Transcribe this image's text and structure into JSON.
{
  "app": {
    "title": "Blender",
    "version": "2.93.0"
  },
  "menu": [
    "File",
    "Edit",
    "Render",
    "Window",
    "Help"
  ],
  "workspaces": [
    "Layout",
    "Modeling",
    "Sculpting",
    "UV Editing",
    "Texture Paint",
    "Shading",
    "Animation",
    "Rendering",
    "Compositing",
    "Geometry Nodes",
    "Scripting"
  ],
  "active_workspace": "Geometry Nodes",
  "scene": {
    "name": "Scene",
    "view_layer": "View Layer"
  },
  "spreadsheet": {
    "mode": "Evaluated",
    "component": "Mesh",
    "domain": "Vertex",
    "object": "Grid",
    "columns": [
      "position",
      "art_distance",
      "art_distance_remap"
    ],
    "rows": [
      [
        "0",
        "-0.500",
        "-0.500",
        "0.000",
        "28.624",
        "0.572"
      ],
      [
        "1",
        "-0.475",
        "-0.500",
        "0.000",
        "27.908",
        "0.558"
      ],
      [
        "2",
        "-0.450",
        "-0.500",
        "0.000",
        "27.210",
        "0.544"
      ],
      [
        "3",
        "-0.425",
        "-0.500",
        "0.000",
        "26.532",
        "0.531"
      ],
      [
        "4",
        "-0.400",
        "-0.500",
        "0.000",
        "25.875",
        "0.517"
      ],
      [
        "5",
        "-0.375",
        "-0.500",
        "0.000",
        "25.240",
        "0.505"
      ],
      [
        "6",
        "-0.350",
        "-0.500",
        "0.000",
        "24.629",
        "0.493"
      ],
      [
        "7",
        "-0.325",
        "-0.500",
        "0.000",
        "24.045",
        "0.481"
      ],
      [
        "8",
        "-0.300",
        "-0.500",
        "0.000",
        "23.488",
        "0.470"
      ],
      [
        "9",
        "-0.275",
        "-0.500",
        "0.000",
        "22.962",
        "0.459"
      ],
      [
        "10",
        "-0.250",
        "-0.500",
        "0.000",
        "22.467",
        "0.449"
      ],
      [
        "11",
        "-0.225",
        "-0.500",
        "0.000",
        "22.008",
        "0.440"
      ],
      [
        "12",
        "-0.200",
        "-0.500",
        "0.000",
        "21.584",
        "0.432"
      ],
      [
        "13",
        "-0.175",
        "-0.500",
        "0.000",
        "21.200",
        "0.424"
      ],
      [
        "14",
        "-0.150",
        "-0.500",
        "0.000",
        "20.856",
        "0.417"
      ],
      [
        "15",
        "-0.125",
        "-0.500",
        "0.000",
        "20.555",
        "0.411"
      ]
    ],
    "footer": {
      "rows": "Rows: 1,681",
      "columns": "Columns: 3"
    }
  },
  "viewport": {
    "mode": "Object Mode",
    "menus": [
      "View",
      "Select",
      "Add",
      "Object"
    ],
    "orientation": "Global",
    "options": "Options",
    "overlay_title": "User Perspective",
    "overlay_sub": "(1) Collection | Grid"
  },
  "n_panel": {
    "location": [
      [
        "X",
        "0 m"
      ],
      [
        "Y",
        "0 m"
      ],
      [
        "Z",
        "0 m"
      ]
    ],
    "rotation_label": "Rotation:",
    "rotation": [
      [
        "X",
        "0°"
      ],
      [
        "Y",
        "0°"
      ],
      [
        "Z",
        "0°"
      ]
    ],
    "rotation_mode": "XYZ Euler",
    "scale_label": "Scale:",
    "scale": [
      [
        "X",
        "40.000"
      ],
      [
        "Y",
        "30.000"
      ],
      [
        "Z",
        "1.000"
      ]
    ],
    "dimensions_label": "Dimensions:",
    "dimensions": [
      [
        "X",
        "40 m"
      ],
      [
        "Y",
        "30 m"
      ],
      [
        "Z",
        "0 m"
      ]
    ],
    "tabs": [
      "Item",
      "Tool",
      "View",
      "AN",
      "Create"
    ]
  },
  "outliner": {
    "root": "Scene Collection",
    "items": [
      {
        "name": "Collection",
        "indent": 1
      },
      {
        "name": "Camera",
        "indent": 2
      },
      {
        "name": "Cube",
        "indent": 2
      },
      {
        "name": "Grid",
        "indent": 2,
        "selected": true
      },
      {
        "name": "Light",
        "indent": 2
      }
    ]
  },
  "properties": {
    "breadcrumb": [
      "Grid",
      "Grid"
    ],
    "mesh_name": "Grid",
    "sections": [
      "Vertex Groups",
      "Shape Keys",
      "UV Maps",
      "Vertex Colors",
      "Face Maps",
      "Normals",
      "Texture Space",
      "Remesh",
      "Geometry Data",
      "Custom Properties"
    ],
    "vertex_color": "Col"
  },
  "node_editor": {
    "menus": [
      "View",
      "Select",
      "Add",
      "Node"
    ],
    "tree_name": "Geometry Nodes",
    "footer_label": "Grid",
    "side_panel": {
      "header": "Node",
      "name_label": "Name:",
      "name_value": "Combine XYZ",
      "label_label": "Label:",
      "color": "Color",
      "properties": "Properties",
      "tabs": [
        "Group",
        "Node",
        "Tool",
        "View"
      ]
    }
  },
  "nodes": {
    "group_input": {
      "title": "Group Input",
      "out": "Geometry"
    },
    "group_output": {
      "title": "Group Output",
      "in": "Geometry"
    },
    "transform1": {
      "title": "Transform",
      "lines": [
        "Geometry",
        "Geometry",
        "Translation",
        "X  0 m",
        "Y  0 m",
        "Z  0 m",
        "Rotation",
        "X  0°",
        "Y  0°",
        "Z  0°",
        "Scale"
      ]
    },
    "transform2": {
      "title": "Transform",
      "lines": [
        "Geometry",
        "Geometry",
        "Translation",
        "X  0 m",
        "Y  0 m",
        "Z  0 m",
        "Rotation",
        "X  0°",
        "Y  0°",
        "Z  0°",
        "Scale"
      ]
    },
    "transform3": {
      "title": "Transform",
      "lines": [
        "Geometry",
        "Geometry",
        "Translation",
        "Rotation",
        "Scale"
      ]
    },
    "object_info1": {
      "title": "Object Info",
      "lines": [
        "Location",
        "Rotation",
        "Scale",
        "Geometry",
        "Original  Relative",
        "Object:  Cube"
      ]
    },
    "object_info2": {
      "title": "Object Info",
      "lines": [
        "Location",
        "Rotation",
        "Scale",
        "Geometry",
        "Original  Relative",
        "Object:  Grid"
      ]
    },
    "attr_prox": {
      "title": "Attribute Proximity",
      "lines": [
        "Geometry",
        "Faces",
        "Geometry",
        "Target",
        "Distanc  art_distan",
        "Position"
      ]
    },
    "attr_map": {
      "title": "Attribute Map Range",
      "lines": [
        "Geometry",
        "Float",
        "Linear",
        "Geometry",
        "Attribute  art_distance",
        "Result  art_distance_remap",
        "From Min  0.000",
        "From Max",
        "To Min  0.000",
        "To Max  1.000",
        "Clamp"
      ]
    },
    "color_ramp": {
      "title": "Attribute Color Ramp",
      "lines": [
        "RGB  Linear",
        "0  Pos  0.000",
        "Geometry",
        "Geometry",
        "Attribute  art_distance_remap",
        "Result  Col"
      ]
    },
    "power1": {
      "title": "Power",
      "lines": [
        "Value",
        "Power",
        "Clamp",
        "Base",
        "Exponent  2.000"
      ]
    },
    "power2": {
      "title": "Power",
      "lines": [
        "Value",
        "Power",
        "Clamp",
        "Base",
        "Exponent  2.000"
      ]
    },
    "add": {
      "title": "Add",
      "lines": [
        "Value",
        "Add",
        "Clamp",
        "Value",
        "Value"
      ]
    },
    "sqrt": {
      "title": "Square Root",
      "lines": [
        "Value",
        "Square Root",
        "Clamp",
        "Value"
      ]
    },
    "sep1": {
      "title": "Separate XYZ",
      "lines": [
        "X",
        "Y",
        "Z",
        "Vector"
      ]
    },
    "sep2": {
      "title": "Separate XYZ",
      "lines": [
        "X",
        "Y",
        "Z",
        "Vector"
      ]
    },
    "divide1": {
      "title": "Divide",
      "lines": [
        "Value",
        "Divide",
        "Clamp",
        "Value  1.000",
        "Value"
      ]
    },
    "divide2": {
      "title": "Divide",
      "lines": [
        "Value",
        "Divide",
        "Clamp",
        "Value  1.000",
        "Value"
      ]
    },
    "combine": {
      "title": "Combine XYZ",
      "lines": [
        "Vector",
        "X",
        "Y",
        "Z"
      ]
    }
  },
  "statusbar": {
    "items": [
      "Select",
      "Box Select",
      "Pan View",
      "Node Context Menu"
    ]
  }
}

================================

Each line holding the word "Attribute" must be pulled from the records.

**ANSWER FOR THE TASK:**
      "title": "Attribute Proximity",
      "title": "Attribute Map Range",
        "Attribute  art_distance",
      "title": "Attribute Color Ramp",
        "Attribute  art_distance_remap",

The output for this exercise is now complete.